God’s speaking immediately draws my mind to Genesis 1 and creation. The power of God’s words brought forth everything from nothing. And so here in Exodus, at the new beginning of God’s relating to the people he has just freed, He speaks. An act of creation.

That God spoke to his people implies intimacy. He comes as the personal God of Israel, not as some stranger seeking blind allegiance. He comes with the desire to speak freedom, not slavery, to his people.

But the best thing is that God speaks from who He is. He speaks truth and life. We don’t have to untangle his words and wonder at his intentions. He speaks, and his words create. He is always creating in us, by his Spirit.

“…So it is with every word that goes out from my mouth; it will not return to me empty, but will accomplish what I desire, and achieve the purpose for which I sent it.”

(Isaiah 55:10).

“For the word of God is living and active. Sharper than any double-edged sword, it penetrates even to dividing soul and spirit, joints and marrow, it judges the thoughts and attitudes of the heart.”

(Hebrews 4:12)

If only we could approach the Law with Jesus in the forefront of our minds. Jesus, the fulfiller of the Law. Jesus, the Living Word. The Word that creates new life in us and fulfills the righteous requirements of the Law in us.

Friends, when you read his Word is it alive in you? Is every God-breathed word held sacred in your heart?

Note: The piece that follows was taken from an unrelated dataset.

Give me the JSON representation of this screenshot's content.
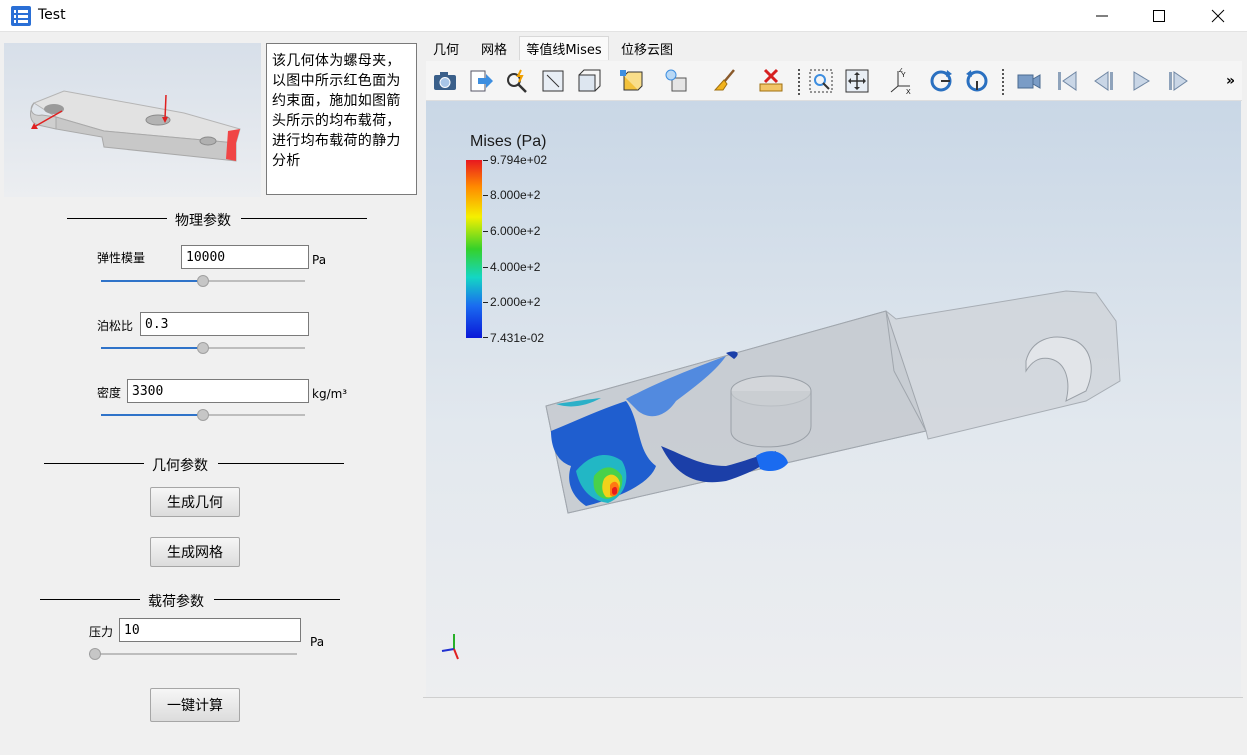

Oh, that we would welcome the totality of God’s Word into our hearts on a daily basis. That we could submit to the action of his Word in our life and say, like Samuel,

“Speak, for your servant is listening!”

(I Samuel 3:10)